**Raw data:**

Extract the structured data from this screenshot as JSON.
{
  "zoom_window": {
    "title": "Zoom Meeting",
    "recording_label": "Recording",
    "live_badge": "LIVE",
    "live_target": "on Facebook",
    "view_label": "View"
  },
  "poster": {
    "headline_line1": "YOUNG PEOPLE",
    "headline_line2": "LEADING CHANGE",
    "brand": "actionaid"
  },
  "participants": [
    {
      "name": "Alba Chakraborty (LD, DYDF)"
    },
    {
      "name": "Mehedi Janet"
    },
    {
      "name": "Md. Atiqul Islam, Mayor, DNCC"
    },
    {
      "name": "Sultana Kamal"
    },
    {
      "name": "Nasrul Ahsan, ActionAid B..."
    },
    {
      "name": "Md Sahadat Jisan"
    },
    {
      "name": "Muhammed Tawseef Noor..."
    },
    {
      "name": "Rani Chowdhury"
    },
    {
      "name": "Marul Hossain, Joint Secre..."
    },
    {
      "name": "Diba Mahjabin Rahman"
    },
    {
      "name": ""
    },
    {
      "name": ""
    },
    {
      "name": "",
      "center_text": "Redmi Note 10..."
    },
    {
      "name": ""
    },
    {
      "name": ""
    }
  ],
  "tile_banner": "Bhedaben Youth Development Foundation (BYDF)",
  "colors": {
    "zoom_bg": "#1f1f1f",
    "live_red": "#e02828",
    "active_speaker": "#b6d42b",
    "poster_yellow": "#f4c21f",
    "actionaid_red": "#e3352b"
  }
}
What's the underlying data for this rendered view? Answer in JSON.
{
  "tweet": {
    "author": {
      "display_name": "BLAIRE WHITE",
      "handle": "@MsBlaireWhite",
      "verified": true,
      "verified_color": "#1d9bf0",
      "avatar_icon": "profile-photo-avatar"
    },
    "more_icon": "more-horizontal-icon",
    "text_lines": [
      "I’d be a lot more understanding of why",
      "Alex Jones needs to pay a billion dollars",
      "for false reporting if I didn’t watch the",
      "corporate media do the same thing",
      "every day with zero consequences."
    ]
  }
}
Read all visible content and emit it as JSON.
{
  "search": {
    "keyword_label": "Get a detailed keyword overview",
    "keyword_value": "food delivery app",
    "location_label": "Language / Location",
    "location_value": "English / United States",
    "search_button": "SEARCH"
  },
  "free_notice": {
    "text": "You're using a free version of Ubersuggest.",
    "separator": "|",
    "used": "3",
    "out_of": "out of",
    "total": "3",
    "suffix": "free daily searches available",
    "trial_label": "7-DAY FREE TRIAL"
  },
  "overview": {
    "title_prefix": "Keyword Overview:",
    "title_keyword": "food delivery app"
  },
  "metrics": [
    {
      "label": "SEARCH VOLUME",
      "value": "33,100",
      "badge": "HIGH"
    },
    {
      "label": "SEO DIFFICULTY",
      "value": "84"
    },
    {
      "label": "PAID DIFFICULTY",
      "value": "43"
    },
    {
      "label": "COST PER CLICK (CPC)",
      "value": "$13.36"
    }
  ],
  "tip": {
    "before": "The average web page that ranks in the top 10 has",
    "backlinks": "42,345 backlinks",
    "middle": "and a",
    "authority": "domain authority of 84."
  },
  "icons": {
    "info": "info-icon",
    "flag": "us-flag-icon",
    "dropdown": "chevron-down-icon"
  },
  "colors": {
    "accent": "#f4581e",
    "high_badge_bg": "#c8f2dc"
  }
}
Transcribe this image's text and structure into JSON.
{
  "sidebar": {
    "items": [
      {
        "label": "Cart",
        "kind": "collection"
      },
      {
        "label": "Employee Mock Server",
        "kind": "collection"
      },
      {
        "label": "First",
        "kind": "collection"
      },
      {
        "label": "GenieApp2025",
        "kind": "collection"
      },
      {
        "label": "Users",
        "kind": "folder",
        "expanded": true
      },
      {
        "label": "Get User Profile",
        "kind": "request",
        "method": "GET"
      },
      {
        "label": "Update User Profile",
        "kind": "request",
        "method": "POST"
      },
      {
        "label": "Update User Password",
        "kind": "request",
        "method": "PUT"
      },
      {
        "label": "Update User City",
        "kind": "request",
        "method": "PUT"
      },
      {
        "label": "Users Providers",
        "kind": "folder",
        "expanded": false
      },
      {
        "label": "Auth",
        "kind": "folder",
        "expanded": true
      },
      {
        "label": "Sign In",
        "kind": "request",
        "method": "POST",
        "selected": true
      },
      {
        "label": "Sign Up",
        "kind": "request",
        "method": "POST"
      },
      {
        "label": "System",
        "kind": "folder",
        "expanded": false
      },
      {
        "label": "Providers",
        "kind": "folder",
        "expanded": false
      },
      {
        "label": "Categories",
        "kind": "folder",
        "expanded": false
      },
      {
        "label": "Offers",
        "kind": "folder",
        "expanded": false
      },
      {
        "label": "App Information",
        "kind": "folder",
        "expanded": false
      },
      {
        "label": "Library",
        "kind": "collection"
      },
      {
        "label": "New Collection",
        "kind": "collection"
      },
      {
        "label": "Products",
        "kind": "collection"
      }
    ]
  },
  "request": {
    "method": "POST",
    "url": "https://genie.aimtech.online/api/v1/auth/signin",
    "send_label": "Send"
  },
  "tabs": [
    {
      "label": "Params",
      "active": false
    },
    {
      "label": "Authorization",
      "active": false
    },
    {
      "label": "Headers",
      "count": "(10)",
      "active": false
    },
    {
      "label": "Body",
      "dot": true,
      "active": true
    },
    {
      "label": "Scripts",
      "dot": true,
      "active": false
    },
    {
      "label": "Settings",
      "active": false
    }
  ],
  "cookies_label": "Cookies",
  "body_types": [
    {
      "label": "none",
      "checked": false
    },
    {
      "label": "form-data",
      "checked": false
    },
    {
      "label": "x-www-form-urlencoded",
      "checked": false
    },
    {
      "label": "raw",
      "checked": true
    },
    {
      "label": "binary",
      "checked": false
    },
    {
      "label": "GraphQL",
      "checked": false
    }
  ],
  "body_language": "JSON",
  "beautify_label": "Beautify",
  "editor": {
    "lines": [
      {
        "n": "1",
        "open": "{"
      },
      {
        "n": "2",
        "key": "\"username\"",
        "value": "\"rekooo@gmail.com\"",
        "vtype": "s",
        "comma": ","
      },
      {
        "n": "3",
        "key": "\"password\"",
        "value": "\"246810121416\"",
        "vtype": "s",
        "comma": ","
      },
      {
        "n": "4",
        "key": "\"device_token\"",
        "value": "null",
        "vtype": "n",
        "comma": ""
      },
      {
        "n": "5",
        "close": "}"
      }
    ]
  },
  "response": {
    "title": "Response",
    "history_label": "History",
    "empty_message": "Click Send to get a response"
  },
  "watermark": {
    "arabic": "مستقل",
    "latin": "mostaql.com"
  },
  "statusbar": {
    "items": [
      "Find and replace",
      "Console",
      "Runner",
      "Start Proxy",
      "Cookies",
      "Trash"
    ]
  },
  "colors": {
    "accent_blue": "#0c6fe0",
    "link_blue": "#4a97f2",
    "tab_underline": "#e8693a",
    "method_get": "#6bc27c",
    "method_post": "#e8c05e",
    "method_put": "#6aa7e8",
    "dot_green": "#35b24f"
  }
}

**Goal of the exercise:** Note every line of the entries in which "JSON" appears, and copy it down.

**Result of this exercise:**
Extract the structured data from this screenshot as JSON.
What's the underlying data for this rendered view? Answer in JSON.
Read all visible content and emit it as JSON.
Transcribe this image's text and structure into JSON.
  "body_language": "JSON",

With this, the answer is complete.